(The records Opens)

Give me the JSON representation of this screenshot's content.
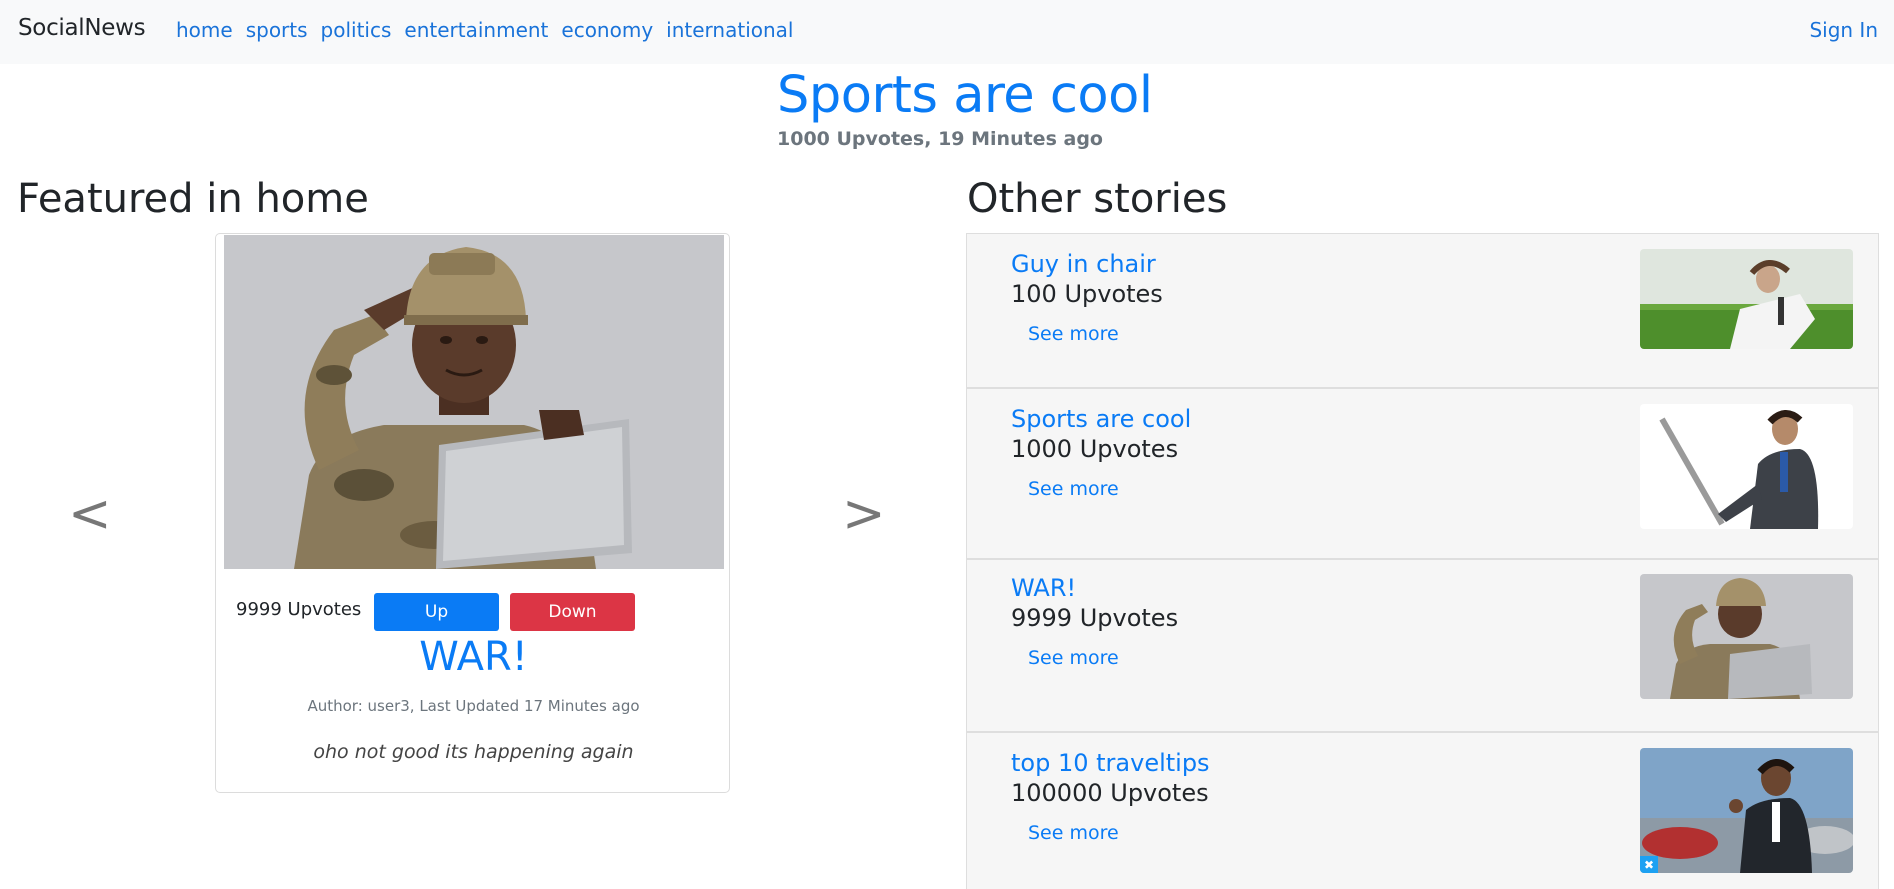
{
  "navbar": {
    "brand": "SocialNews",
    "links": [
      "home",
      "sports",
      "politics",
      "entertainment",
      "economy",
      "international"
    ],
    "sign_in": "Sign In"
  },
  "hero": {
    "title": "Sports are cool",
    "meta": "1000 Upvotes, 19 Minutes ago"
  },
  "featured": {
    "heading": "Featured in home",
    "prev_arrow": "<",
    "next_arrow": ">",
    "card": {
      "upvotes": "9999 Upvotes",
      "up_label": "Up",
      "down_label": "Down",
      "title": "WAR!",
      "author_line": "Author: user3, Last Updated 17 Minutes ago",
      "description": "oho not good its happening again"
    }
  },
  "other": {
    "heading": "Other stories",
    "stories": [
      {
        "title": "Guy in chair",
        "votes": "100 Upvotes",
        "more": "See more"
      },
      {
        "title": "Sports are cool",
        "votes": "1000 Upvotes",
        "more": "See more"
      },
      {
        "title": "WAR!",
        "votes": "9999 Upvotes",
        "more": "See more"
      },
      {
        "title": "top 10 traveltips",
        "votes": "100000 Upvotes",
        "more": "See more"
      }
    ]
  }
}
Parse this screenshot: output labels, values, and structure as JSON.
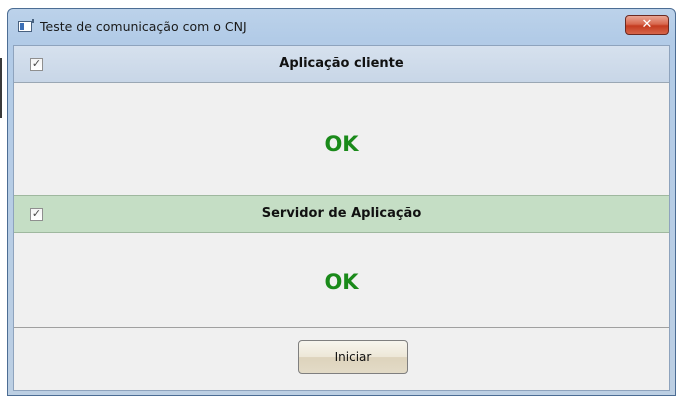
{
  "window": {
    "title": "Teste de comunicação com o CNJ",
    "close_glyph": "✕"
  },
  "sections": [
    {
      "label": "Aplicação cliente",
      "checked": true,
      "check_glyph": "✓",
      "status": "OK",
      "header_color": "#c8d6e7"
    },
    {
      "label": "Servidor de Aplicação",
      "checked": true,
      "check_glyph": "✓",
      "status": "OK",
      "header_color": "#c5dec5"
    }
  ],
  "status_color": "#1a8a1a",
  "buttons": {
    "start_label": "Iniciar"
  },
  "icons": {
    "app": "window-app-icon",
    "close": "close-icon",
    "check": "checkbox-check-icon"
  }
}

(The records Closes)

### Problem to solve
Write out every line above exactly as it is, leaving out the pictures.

### Exercise output
Give me the JSON representation of this screenshot's content.
{
  "navbar": {
    "brand": "SocialNews",
    "links": [
      "home",
      "sports",
      "politics",
      "entertainment",
      "economy",
      "international"
    ],
    "sign_in": "Sign In"
  },
  "hero": {
    "title": "Sports are cool",
    "meta": "1000 Upvotes, 19 Minutes ago"
  },
  "featured": {
    "heading": "Featured in home",
    "prev_arrow": "<",
    "next_arrow": ">",
    "card": {
      "upvotes": "9999 Upvotes",
      "up_label": "Up",
      "down_label": "Down",
      "title": "WAR!",
      "author_line": "Author: user3, Last Updated 17 Minutes ago",
      "description": "oho not good its happening again"
    }
  },
  "other": {
    "heading": "Other stories",
    "stories": [
      {
        "title": "Guy in chair",
        "votes": "100 Upvotes",
        "more": "See more"
      },
      {
        "title": "Sports are cool",
        "votes": "1000 Upvotes",
        "more": "See more"
      },
      {
        "title": "WAR!",
        "votes": "9999 Upvotes",
        "more": "See more"
      },
      {
        "title": "top 10 traveltips",
        "votes": "100000 Upvotes",
        "more": "See more"
      }
    ]
  }
}
Parse this screenshot: output labels, values, and structure as JSON.
{
  "window": {
    "title": "Teste de comunicação com o CNJ",
    "close_glyph": "✕"
  },
  "sections": [
    {
      "label": "Aplicação cliente",
      "checked": true,
      "check_glyph": "✓",
      "status": "OK",
      "header_color": "#c8d6e7"
    },
    {
      "label": "Servidor de Aplicação",
      "checked": true,
      "check_glyph": "✓",
      "status": "OK",
      "header_color": "#c5dec5"
    }
  ],
  "status_color": "#1a8a1a",
  "buttons": {
    "start_label": "Iniciar"
  },
  "icons": {
    "app": "window-app-icon",
    "close": "close-icon",
    "check": "checkbox-check-icon"
  }
}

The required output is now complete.